RAW DATA
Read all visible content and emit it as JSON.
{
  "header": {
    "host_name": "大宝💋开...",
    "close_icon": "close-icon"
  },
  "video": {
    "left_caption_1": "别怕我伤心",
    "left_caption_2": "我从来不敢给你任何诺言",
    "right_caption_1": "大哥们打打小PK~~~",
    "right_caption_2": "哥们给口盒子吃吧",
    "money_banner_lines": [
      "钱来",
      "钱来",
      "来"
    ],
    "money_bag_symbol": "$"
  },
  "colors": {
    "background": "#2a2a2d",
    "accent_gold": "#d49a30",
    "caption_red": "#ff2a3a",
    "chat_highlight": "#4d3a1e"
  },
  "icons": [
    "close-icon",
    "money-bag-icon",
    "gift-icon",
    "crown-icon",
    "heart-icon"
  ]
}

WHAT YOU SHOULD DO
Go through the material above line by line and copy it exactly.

TASK RESULT
Read all visible content and emit it as JSON.
{
  "header": {
    "host_name": "大宝💋开...",
    "close_icon": "close-icon"
  },
  "video": {
    "left_caption_1": "别怕我伤心",
    "left_caption_2": "我从来不敢给你任何诺言",
    "right_caption_1": "大哥们打打小PK~~~",
    "right_caption_2": "哥们给口盒子吃吧",
    "money_banner_lines": [
      "钱来",
      "钱来",
      "来"
    ],
    "money_bag_symbol": "$"
  },
  "colors": {
    "background": "#2a2a2d",
    "accent_gold": "#d49a30",
    "caption_red": "#ff2a3a",
    "chat_highlight": "#4d3a1e"
  },
  "icons": [
    "close-icon",
    "money-bag-icon",
    "gift-icon",
    "crown-icon",
    "heart-icon"
  ]
}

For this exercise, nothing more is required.